Camp Beale (1942-1947) - A U.S. Army training camp established in 1942 during World War II in Yuba County, California. Named after General Edward F. Beale, California Militia, western explorer and pioneer. The camp was deactivated in 1947 and transferred to the U.S. Air Force in 1948 and renamed Beale Air Force Base in 1951. Now an active Air Force Base.
Camp Beale opened in October 1942, as a training site for the 13th Armored and the 81st and 96th Infantry Divisions. Camp Beale's 86,000 acres were home for more than 60,000 soldiers, a 1000 man German prisoner-of-war (POW) encampment, and a 1,000-bed hospital.

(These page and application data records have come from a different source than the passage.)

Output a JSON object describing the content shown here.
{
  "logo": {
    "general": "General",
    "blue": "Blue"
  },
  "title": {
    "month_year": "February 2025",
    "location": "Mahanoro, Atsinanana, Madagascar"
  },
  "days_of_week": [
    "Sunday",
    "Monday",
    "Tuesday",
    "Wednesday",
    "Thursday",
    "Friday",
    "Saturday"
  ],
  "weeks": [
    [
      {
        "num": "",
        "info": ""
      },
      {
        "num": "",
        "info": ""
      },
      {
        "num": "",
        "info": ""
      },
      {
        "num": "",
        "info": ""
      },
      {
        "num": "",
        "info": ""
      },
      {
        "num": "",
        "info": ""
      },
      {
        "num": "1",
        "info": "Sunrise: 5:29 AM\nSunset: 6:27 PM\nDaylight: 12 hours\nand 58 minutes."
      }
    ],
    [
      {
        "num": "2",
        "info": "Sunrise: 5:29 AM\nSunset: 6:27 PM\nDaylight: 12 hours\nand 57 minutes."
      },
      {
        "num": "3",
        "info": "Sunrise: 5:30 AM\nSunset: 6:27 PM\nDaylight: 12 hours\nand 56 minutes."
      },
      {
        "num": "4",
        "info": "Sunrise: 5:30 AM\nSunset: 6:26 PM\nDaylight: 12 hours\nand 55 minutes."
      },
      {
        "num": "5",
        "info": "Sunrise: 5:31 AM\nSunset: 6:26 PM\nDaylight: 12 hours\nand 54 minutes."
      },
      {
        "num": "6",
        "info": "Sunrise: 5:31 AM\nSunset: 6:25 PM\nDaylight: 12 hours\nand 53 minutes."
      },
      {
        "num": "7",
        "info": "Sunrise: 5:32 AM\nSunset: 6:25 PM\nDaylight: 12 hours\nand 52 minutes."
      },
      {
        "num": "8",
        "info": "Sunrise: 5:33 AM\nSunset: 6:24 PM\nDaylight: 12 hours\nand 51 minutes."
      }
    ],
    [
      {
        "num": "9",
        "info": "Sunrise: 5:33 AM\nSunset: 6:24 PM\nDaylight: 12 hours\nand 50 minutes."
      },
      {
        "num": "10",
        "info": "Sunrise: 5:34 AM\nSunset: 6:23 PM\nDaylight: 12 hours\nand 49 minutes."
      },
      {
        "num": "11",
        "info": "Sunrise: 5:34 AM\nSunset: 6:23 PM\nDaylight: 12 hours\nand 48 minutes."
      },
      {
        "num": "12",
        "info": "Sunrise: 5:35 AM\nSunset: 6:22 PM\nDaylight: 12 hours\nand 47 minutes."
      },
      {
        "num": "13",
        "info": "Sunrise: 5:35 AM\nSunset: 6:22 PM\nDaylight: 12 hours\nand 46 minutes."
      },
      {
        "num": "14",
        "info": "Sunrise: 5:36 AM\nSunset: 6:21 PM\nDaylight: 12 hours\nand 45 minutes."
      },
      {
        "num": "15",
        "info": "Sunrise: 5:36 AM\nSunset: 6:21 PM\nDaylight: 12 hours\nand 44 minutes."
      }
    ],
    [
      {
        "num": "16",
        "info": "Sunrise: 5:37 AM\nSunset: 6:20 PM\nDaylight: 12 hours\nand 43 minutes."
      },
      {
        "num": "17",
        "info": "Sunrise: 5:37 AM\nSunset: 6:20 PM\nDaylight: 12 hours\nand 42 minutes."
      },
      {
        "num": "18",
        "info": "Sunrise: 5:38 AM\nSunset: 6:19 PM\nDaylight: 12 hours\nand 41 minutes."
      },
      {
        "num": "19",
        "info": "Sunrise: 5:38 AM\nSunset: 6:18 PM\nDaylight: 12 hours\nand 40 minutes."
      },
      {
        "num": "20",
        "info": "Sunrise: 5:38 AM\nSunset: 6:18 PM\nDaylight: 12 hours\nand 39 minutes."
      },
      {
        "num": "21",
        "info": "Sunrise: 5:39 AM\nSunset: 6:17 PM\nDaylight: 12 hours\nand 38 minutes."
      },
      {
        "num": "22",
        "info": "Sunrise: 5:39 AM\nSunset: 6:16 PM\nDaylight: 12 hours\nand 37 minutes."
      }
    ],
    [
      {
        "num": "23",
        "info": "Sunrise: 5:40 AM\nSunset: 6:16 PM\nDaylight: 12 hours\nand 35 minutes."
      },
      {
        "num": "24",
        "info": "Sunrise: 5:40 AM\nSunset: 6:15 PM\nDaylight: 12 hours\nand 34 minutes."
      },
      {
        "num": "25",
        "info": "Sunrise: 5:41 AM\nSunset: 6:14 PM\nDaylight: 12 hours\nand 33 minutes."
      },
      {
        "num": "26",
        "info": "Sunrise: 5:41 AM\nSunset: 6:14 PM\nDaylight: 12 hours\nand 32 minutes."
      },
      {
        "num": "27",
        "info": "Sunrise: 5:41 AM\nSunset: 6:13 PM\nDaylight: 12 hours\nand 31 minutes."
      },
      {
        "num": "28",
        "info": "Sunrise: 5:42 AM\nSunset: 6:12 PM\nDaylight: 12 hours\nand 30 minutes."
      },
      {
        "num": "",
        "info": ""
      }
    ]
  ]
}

Construction crews established the POW camp by converting several WWII style barracks between D & E streets and 2nd & 4th streets into a POW compound. A tall barbed-wire-topped fence surrounded the compound and two concrete guard towers with searchlights overlooked the compound. The compound came to contain 17 barracks, 4 mess halls, a canteen, 6 storehouses (multi-use), a chapel and a set of 10 concrete solitary confinement cells. Only the confinement cells and the rubble from the guard towers remains.

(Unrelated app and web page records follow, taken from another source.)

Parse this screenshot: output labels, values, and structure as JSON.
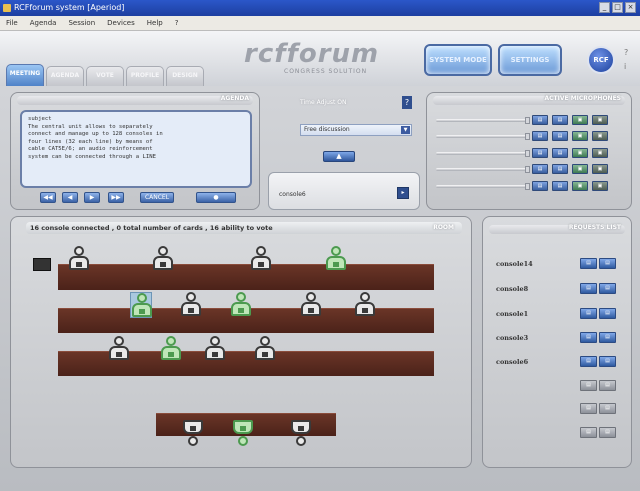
{
  "window": {
    "title": "RCFforum system [Aperiod]"
  },
  "menu": [
    "File",
    "Agenda",
    "Session",
    "Devices",
    "Help",
    "?"
  ],
  "header": {
    "logo_main": "rcfforum",
    "logo_sub": "CONGRESS SOLUTION",
    "btn_left": "SYSTEM MODE",
    "btn_right": "SETTINGS",
    "badge": "RCF"
  },
  "tabs": [
    "MEETING",
    "AGENDA",
    "VOTE",
    "PROFILE",
    "DESIGN"
  ],
  "agenda": {
    "title": "AGENDA",
    "text": "subject\nThe central unit allows to separately\nconnect and manage up to 128 consoles in\nfour lines (32 each line) by means of\ncable CAT5E/6; an audio reinforcement\nsystem can be connected through a LINE",
    "controls": [
      "◀◀",
      "◀",
      "▶",
      "▶▶",
      "CANCEL",
      "●"
    ]
  },
  "middle": {
    "label": "Time Adjust ON",
    "help": "?",
    "select_value": "Free discussion",
    "input_value": "console6"
  },
  "mics": {
    "title": "ACTIVE MICROPHONES",
    "rows": 5
  },
  "room": {
    "title": "ROOM",
    "status": "16 console connected , 0 total number of cards , 16 ability to vote"
  },
  "list": {
    "title": "REQUESTS LIST",
    "consoles": [
      "console14",
      "console8",
      "console1",
      "console3",
      "console6",
      "",
      "",
      ""
    ]
  },
  "colors": {
    "accent": "#4f82c8",
    "desk": "#5a2b20",
    "active_green": "#4c9a4f"
  }
}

The POW Camp opened on 17 May 1944 just before the 6 Jun 1944 D Day landings. The Camp Beale POW Camp served as a base camp for five other camps located in the area at Windsor, Davis, Arbuckle, Chico, and Napa. Each of the camps was to hold about 1,000 prisoners.
All of the POW camps provided workers for the local farmers and ranchers and a significant number worked at support jobs on the post. The POWs were paid $0.80 a day, as per the Geneva Convention, in coupons. The coupons could be redeemed in the canteen for cigarettes, newspapers, ice cream, and even beer (2 glass limit). Movies, newsreels, and books were also available.
The POW camp closed in July 1946.
Camp Beale itself closed in 1947 and the property was transferred to the U.S. Air Force in 1948. See Beale Air Force Base.
Currently an active Air Force Base, Beale Air Force Base, Yuba County, California The POW camp is well marked and has some explanitory signage.
Visited: 11 Oct 2015